**AIM OF THE TASK**
Return all the entries below exactly, except for the images they hold.

(Dataset rows describing interfaces)
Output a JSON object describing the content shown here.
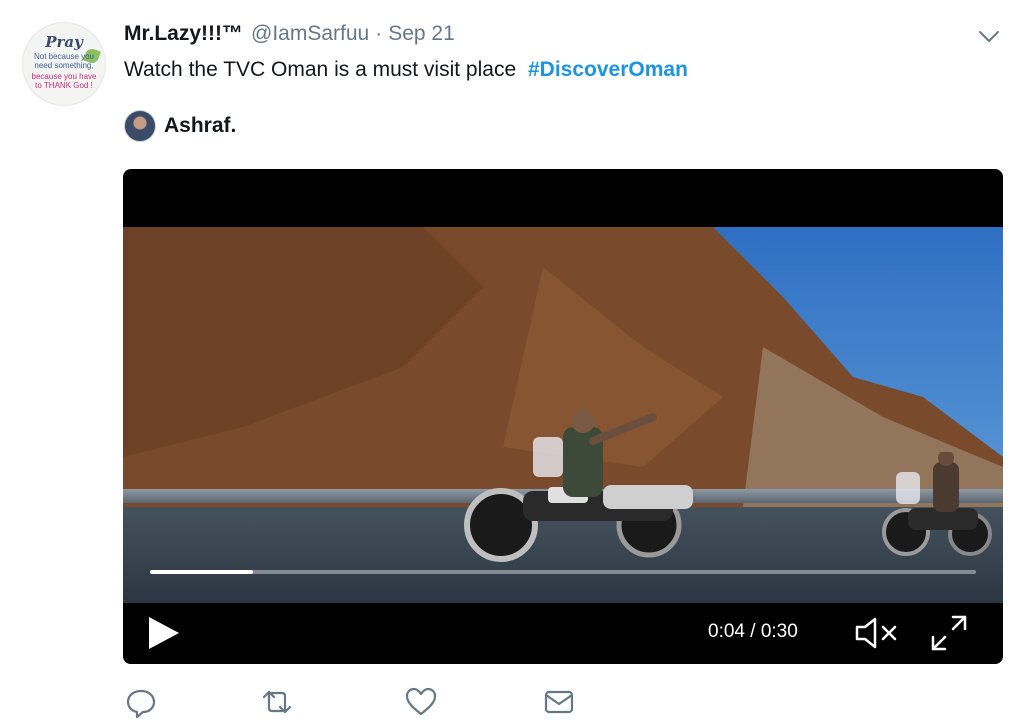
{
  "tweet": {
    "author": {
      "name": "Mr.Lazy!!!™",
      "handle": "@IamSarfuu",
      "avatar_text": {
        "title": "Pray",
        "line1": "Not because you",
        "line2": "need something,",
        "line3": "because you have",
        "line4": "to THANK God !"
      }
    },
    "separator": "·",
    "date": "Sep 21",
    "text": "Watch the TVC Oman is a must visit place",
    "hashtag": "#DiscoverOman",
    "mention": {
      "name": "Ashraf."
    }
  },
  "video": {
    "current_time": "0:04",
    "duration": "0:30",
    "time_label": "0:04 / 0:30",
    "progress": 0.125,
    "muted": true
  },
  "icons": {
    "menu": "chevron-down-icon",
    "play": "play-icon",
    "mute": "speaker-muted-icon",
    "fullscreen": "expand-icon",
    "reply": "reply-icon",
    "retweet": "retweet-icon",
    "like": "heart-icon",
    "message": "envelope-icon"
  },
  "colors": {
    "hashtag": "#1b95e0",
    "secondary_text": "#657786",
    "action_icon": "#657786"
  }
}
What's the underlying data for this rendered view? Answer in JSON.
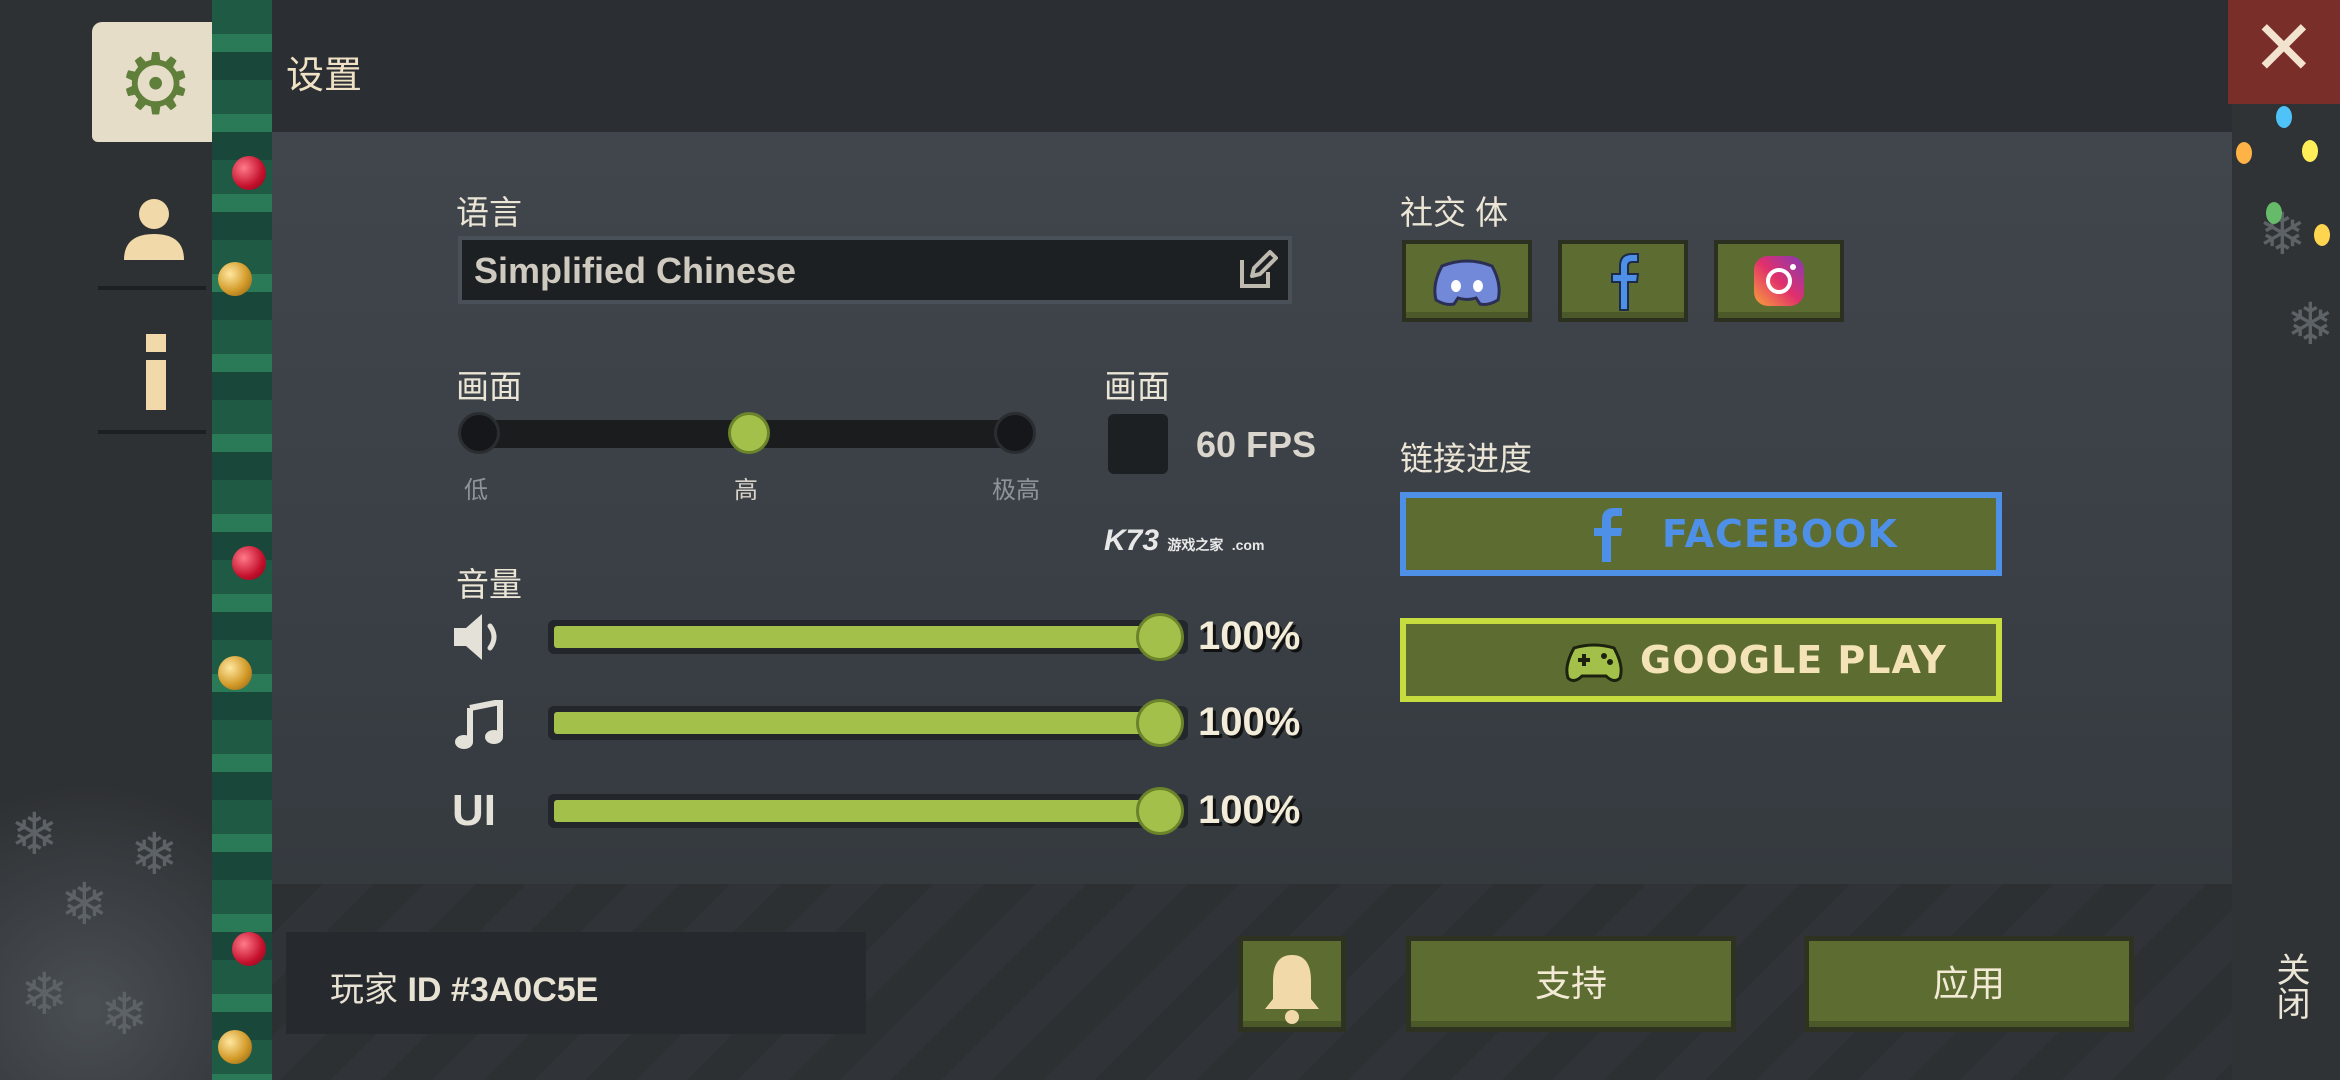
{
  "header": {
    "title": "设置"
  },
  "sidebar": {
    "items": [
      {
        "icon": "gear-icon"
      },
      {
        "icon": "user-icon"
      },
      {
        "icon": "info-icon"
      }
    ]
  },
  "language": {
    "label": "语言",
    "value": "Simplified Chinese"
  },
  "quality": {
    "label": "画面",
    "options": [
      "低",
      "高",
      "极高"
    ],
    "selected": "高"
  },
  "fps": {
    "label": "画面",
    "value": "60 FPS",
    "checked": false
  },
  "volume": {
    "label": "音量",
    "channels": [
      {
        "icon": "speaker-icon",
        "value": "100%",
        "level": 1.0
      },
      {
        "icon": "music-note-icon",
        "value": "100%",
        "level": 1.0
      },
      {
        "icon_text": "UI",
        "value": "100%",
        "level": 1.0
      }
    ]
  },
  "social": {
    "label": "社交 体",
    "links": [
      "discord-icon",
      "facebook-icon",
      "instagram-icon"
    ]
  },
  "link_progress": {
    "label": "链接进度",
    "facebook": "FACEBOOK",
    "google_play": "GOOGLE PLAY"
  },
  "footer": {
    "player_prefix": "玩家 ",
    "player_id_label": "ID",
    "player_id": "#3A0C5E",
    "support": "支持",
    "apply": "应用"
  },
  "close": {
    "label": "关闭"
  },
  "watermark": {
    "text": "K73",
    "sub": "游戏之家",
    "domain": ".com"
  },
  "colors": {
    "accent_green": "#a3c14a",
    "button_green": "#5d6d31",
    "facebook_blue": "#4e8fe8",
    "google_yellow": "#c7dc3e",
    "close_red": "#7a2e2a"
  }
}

**EXERCISE SOLUTION**
Output a JSON object describing the content shown here.
{
  "tweet": {
    "author": {
      "name": "Mr.Lazy!!!™",
      "handle": "@IamSarfuu",
      "avatar_text": {
        "title": "Pray",
        "line1": "Not because you",
        "line2": "need something,",
        "line3": "because you have",
        "line4": "to THANK God !"
      }
    },
    "separator": "·",
    "date": "Sep 21",
    "text": "Watch the TVC Oman is a must visit place",
    "hashtag": "#DiscoverOman",
    "mention": {
      "name": "Ashraf."
    }
  },
  "video": {
    "current_time": "0:04",
    "duration": "0:30",
    "time_label": "0:04 / 0:30",
    "progress": 0.125,
    "muted": true
  },
  "icons": {
    "menu": "chevron-down-icon",
    "play": "play-icon",
    "mute": "speaker-muted-icon",
    "fullscreen": "expand-icon",
    "reply": "reply-icon",
    "retweet": "retweet-icon",
    "like": "heart-icon",
    "message": "envelope-icon"
  },
  "colors": {
    "hashtag": "#1b95e0",
    "secondary_text": "#657786",
    "action_icon": "#657786"
  }
}
What's the underlying data for this rendered view? Answer in JSON.
{
  "header": {
    "title": "设置"
  },
  "sidebar": {
    "items": [
      {
        "icon": "gear-icon"
      },
      {
        "icon": "user-icon"
      },
      {
        "icon": "info-icon"
      }
    ]
  },
  "language": {
    "label": "语言",
    "value": "Simplified Chinese"
  },
  "quality": {
    "label": "画面",
    "options": [
      "低",
      "高",
      "极高"
    ],
    "selected": "高"
  },
  "fps": {
    "label": "画面",
    "value": "60 FPS",
    "checked": false
  },
  "volume": {
    "label": "音量",
    "channels": [
      {
        "icon": "speaker-icon",
        "value": "100%",
        "level": 1.0
      },
      {
        "icon": "music-note-icon",
        "value": "100%",
        "level": 1.0
      },
      {
        "icon_text": "UI",
        "value": "100%",
        "level": 1.0
      }
    ]
  },
  "social": {
    "label": "社交 体",
    "links": [
      "discord-icon",
      "facebook-icon",
      "instagram-icon"
    ]
  },
  "link_progress": {
    "label": "链接进度",
    "facebook": "FACEBOOK",
    "google_play": "GOOGLE PLAY"
  },
  "footer": {
    "player_prefix": "玩家 ",
    "player_id_label": "ID",
    "player_id": "#3A0C5E",
    "support": "支持",
    "apply": "应用"
  },
  "close": {
    "label": "关闭"
  },
  "watermark": {
    "text": "K73",
    "sub": "游戏之家",
    "domain": ".com"
  },
  "colors": {
    "accent_green": "#a3c14a",
    "button_green": "#5d6d31",
    "facebook_blue": "#4e8fe8",
    "google_yellow": "#c7dc3e",
    "close_red": "#7a2e2a"
  }
}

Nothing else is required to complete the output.